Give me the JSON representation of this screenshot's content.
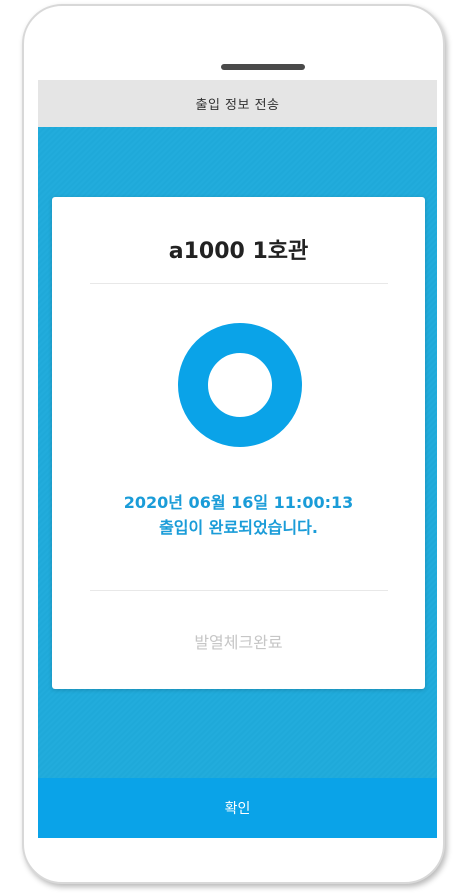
{
  "header": {
    "title": "출입 정보 전송"
  },
  "card": {
    "place_name": "a1000 1호관",
    "status_icon": "o-circle-icon",
    "timestamp": "2020년 06월 16일 11:00:13",
    "message": "출입이 완료되었습니다.",
    "fever_check_label": "발열체크완료"
  },
  "footer": {
    "confirm_label": "확인"
  },
  "colors": {
    "accent": "#1a9cd8",
    "background": "#1ea8d8",
    "button": "#0aa3e8",
    "title_bar": "#e5e5e5",
    "muted_text": "#c6c6c6"
  }
}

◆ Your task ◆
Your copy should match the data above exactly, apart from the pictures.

◆ Problem solution ◆
Give me the JSON representation of this screenshot's content.
{
  "header": {
    "title": "출입 정보 전송"
  },
  "card": {
    "place_name": "a1000 1호관",
    "status_icon": "o-circle-icon",
    "timestamp": "2020년 06월 16일 11:00:13",
    "message": "출입이 완료되었습니다.",
    "fever_check_label": "발열체크완료"
  },
  "footer": {
    "confirm_label": "확인"
  },
  "colors": {
    "accent": "#1a9cd8",
    "background": "#1ea8d8",
    "button": "#0aa3e8",
    "title_bar": "#e5e5e5",
    "muted_text": "#c6c6c6"
  }
}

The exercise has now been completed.